Why “human intelligence” is vital to asset monitoring litigation
By Adrian Leppard CBE, former City of London Police Commissioner
Investigations into trade disputes and money laundering primarily focus on evidence that is both publicly available and easily retrievable. However, finding evidence of the truth can be difficult, especially when those motivated to hide the evidence have taken extensive measures to ensure the paper trail turns cold. The records, signatures, and testimonies available to investigators often prove inadequate in trying to ascertain the full facts behind any event or the actual ownership of certain assets.
Human intelligence (HUMINT) can help uncover these facts. It is used extensively by law enforcement agencies through covert surveillance, confidential sources, or undercover officers. HUMINT also serves as a powerful weapon in corporate investigations – to gather evidence from individuals, often through face-to-face conversations, and obviously recorded in a format acceptable for legal proceedings. This can be the “smoking weapon” some cases need to be successful.
HUMINT can be used to support a wide variety of investigative and regulatory needs: litigation and asset recovery, cross-border mergers and acquisitions, high quality Politically Exposed Due Diligence (PEPS), and anti-money laundering and compliance matters.
In litigation, witnesses willing to testify in court always provide evidence in the form of formal written statements. However, in the course of bribery, corruption and money laundering investigations, there are often many people who are aware of the relevant events but fail to bring them forward, often by deliberately withholding them. Human intelligence is an effective method of discovering the truth of these individuals, sometimes through deliberate deception to create an environment in which they are willing to speak openly. The practice must of course be lawfully carried out in each jurisdiction in which it is carried out and carried out in such a way as to ensure the safety of all parties involved.
National laws governing the surveillance and recording of conversations vary widely across the world. Using HUMINT requires comprehensive legal assistance covering both the jurisdiction and the specific tactics used to assist each individual case. This is an expensive but necessary element to ensure the honesty and admissibility of the evidence gathered in legal proceedings.
Gathering evidence this way can be complex and requires skill and patience to find the right people to approach them and then build trust with them. However, the approach is no different from the tactics used by law enforcement officers when tackling organized crime. It is also necessary and proportionate to ascertain the truth behind some corporate deals that can reach billions of dollars. In some parts of the world where bribery and corruption have become endemic and where evidence is not readily available, HUMINT may be the only effective tactic to uncover the truth.

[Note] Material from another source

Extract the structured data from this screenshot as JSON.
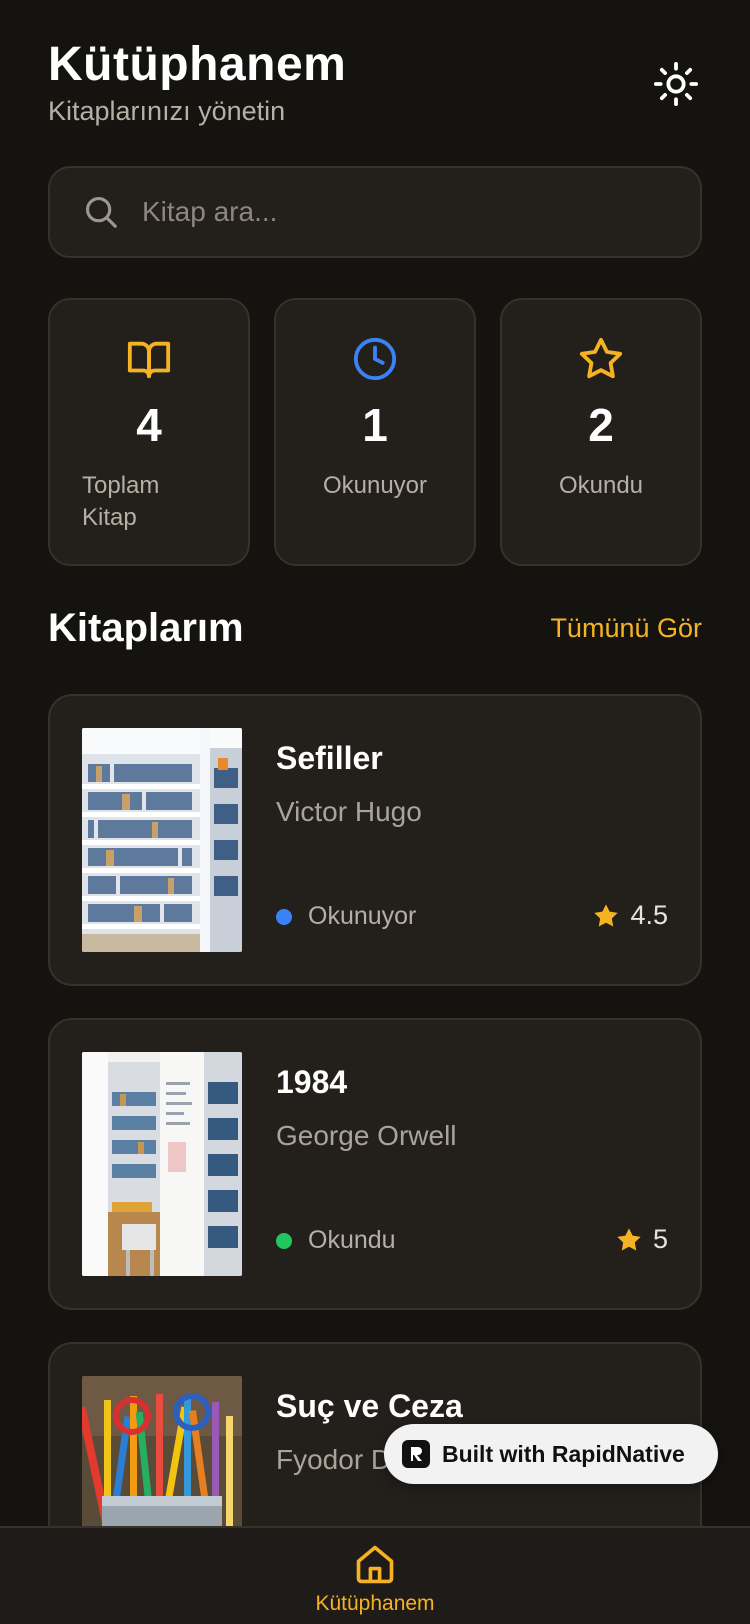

The largest cases of fraud and corruption can often involve lack of assets valued at hundreds of millions, sometimes billions of dollars. In obtaining judgments against frozen assets that need to be enforced, it is not uncommon for court orders to be issued, but often with valuable information about where they are hidden. After trying hard to find them, the path can still reach a dead end unless sophisticated methods of human intelligence are used.
Grisham’s novel “The Firm” may seem fanciful, but depicting a complex web of business units whose sole purpose is to make audit trails difficult to follow is close to the truth. From my past police force and now in the corporate sector, I have seen the forensic challenges of determining exactly who owns what and where. Such asset tracking is expensive, time consuming, and requires significant expertise. Often times it leads to a dead end and shows why traditional desktop research just isn’t enough to uncover the truth.
The historical worldwide lack of corporate beneficial ownership reporting has undoubtedly facilitated this systematic asset hiding and often facilitated tax evasion and money laundering related to organized crime, bribery and corruption. We’ve all had a chance to peer into this dark world thanks to prominent leaks in recent years – the Panama Papers, the Paradise Papers, and most recently the U.S. government’s Financial Crimes Enforcement Network (FinCEN) files, in which 2 U.S. Dollars listed trillions of potentially corrupt transactions that washed through the US financial system. These leaks have helped raise public awareness and create a bigger call to action.
Fortunately, new laws came into force in the EU and the US in January to increase transparency. The fifth EU Anti-Money Laundering Directive (AMLD) requires member states to set up centralized bank account registers that identify account holders, including their ultimate beneficial owners. At the same time, the US Congress passed the Corporate Transparency Act (CTA), which imposes comprehensive reporting obligations on the beneficial owners of most companies founded or operating in the USA.
The new AMLD and CTA specifically focus on eliminating the potential use of Shell companies to hide assets so that all beneficial owners must be captured and disclosed to law enforcement. These changes will inevitably help investigators, but past experience has shown that dishonest people will resort to other means of hiding their assets, such as hiding their assets. B. Trade-based money laundering: the transfer of assets into less suspicious goods to avoid financial transparency regulations.
When examining the most difficult cases, it is particularly difficult to determine real beneficial ownership. When information is not written or recorded in emails, bank accounts, corporate structures, or other documents, HUMINT remains the only viable way to track down assets and gain ownership.
About the author:
Adrian Leppard CBE, former London City Police Commissioner and Head of National Anti-Fraud UK Police, is now a member of Black Cube’s Strategic Advisory Board, which specializes in complex global asset tracing and corporate investigations.